To Tea or Not To Tea

Written by Mark Kearney

We all enjoy coffee breaks, but can we please change the name to “coffee AND TEA break?”

I know that’s hard to roll around on the tongue, but tea drinkers like me have been treated as second-class citizens for too long. It’s time we brandished our tea bags proudly and asked for equal treatment.

How many times do you go to a confer­ence or lecture, and there’s a break but only coffee is served? You ask for tea, and the usual reply is, “Oh, sorry, we don’t have any. But there’s juice.” Since when did orange juice soothe the spirit like a nice steaming cup of Earl Grey?

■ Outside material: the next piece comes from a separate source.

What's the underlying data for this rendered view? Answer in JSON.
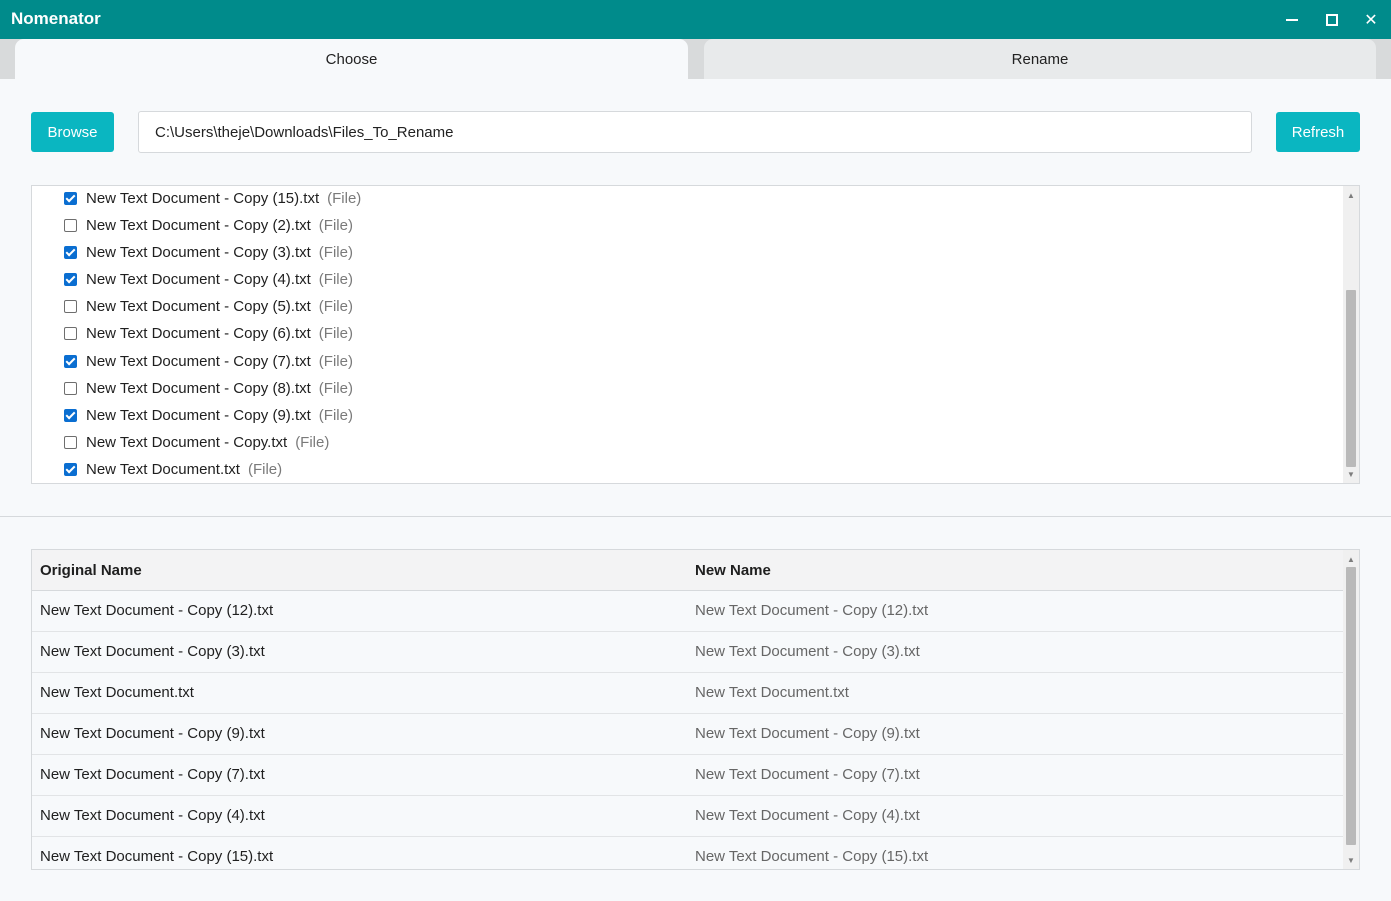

Go to your basic restaurant or banquet hall and inevitably you’re asked if you want coffee. Ask for tea and all too often they bring you one of those little aluminum pots with lukewarm water, a bag on the side, and a little plastic container of cream.

“Where’s the milk?” you want to shout. And just try pouring the water out of one of those contraptions without creating an instant pond on the tabletop.

Don’t even get me started about trying to get tea in the U.S. First, you have to ask for “hot tea” even when it’s minus 10º. Then they almost never serve it with the tea bag steeping in the pot.

And when you ask for milk with it instead of lemon, they look at you with an expression that says , “Where y’all from?”

Airlines, to their credit, always offer you the choice of tea or coffee, but too often we tea drinkers get the smiling face and “I’ll be right back with that” from the flight attendants working their way down the aisle. By the time they’ve returned, I’m either in the bathroom lineup or the in-flight movie has started.

Coffee drinkers invariably do a double take when I say I don’t drink coffee at all. “You mean never?” they sputter. “Not even at breakfast?” And then they usually regale me with how they can’t start the day without their coffee, which Tim Horton’s they go to, the great cappuccino maker they got one Christmas, blah, blah, blah.

Now I realize more people in Canada drink coffee than tea by a large margin. But tea used to be the most popular beverage in Canada into the 1950s, and it has enjoyed a resurgence in the past decade or so as coffee prices have skyrocketed and people have become more health conscious.

Even the way we drink the two differs. You grab a cup of coffee; I sip my tea. Coffee is the fast-paced, go-go-go, rolled-up shirtsleeves world. Tea mollifies. It’s the drink that makes everyone feel better in all those old British movies. Family crisis? On the dole? Being bombed by the Nazis? Have “a lovely cuppa,” and everything will be fine.

Just think what might happen in Canada if coffeephiles gave us tea drinkers our due. Feeling bad about the economy? Crime on the streets got you down? Bad hair day?  Here, have “a cuppa.”

Ahhh, now doesn’t that feel better?


Mark Kearney is an award-winning journalist who has co-authored 10 books. When he’s not writing or drinking tea, Mark is a lecturer in the undergraduate writing and graduate journalism programs at Western University. 

About the author

Mark Kearney

Mark Kearney has been a journalist for more than 35 years and has been published in nearly 80 publications in North America. He teaches writing and journalism at Western University.